Tomorrow I leave for the SHARP conference at Scripps College in Claremont, California, where it looks like the weather will be hot, but not humid. I feel pretty good about my paper, in which I position John Wesley’s monthly Arminian Magazine (initiated in 1778) as an interesting case study for considering the institutional and social milieu in which religious publications were produced, distributed, and consumed in eighteenth-century England.
Working on this paper has forced me to reconsider some of the key assumptions I was holding regarding the unifying power of print and specifically of periodicals. Benedict Anderson attributes a great deal of this sort of power to newspapers, but the example of Wesley’s magazine argues against this assumption. By endorsing and vehemently propagating dissenting opinions, periodicals can fragment readers as much as they might unify. Much work remains for me to consider religious affiliation alongside nationalism. This is a good thing.
Meanwhile, I’m also thinking ahead to the paper I’ll be giving at the annual meeting of the Midwestern American Society for Eighteenth-Century Studies in Chicago this November. My paper is entitled “Comic Anxiety and Anxious Comedy: Anti-Methodist Satire on Stage, in Print, and in Person.”
“Anxiety” is one of those words that everyone seems to be using lately with regard to new media, new technologies, and their impact. It’s also used by those who wrote about the impact of print in the eighteenth century and about the reaction to Methodism. But what exactly does the word mean? I’d like to interrogate this term and see if we might complicate what we think we mean by our use of it. And what relationship does it have to laughter?
Among the definitions in The Oxford English Dictionary for “anxious” is the following:
a. Troubled or uneasy in mind about some uncertain event; being in painful or disturbing suspense; concerned, solicitous.b. Const., of an issue dreaded (obs.); for an issue desired; about a thing or person involved in uncertain issues.
And the OED definition of “anxiety” includes these:
- The quality or state of being anxious; uneasiness or trouble of mind about some uncertain event; solicitude, concern.

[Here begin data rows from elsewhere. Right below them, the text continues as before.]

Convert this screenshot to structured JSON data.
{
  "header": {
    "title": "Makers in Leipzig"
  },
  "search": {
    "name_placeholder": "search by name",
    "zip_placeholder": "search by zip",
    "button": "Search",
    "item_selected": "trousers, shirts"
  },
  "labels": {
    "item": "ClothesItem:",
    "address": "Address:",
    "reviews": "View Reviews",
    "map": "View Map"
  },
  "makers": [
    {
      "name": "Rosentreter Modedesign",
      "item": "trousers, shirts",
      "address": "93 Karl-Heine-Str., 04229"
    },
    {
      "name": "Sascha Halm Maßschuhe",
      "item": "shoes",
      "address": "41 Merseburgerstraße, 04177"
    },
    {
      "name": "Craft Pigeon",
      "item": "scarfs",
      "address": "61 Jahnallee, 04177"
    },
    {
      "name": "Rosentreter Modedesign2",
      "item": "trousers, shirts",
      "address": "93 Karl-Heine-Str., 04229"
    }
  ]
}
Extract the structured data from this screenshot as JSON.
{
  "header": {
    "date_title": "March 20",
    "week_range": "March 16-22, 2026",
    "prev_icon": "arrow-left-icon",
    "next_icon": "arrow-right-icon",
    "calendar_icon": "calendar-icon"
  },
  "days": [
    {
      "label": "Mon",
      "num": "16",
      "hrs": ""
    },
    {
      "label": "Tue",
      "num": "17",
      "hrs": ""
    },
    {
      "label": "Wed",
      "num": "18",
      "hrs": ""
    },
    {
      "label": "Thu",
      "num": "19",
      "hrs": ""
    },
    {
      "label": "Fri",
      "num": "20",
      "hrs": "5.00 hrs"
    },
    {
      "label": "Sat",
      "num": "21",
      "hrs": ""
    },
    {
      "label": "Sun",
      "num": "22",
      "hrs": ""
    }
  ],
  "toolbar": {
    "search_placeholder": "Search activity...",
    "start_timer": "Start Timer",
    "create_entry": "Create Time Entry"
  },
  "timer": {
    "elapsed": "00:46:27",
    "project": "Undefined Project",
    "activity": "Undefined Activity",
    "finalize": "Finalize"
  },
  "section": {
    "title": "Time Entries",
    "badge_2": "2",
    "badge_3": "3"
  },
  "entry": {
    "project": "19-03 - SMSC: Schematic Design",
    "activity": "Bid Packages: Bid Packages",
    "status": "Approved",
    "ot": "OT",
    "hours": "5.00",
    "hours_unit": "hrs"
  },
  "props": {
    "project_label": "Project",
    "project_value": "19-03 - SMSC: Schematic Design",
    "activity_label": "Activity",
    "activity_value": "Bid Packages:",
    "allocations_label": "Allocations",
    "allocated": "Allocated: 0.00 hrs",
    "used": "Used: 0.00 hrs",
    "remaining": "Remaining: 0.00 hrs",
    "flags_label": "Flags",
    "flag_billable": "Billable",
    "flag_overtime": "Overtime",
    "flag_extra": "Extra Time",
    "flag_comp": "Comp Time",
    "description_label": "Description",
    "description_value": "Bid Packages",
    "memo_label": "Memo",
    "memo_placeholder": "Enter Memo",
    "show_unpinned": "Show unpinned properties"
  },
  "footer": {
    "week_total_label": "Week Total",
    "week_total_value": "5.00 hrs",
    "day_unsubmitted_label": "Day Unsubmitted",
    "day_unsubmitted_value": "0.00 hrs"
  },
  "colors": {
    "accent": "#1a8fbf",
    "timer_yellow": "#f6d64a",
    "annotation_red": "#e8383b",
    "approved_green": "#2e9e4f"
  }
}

- Strained or solicitous desire (for or to effect some purpose).
What I find interesting is the mixture of a positive and negative; hope that something will not happen joined perhaps with hope that it will. I’ve really only just begun to think about this issue, and I would appreciate any recommendations for further reading.